DATA UNDER STUDY:
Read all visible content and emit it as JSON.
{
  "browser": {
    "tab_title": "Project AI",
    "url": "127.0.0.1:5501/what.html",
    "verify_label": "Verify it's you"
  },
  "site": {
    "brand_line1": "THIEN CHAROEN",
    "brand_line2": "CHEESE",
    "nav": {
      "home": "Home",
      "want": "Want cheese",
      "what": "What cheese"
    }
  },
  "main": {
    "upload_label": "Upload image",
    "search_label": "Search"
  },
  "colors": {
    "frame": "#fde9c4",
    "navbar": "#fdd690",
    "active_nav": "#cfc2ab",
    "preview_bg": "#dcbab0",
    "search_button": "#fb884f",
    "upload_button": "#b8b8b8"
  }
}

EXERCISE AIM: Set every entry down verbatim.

TASK ANSWER:
Read all visible content and emit it as JSON.
{
  "browser": {
    "tab_title": "Project AI",
    "url": "127.0.0.1:5501/what.html",
    "verify_label": "Verify it's you"
  },
  "site": {
    "brand_line1": "THIEN CHAROEN",
    "brand_line2": "CHEESE",
    "nav": {
      "home": "Home",
      "want": "Want cheese",
      "what": "What cheese"
    }
  },
  "main": {
    "upload_label": "Upload image",
    "search_label": "Search"
  },
  "colors": {
    "frame": "#fde9c4",
    "navbar": "#fdd690",
    "active_nav": "#cfc2ab",
    "preview_bg": "#dcbab0",
    "search_button": "#fb884f",
    "upload_button": "#b8b8b8"
  }
}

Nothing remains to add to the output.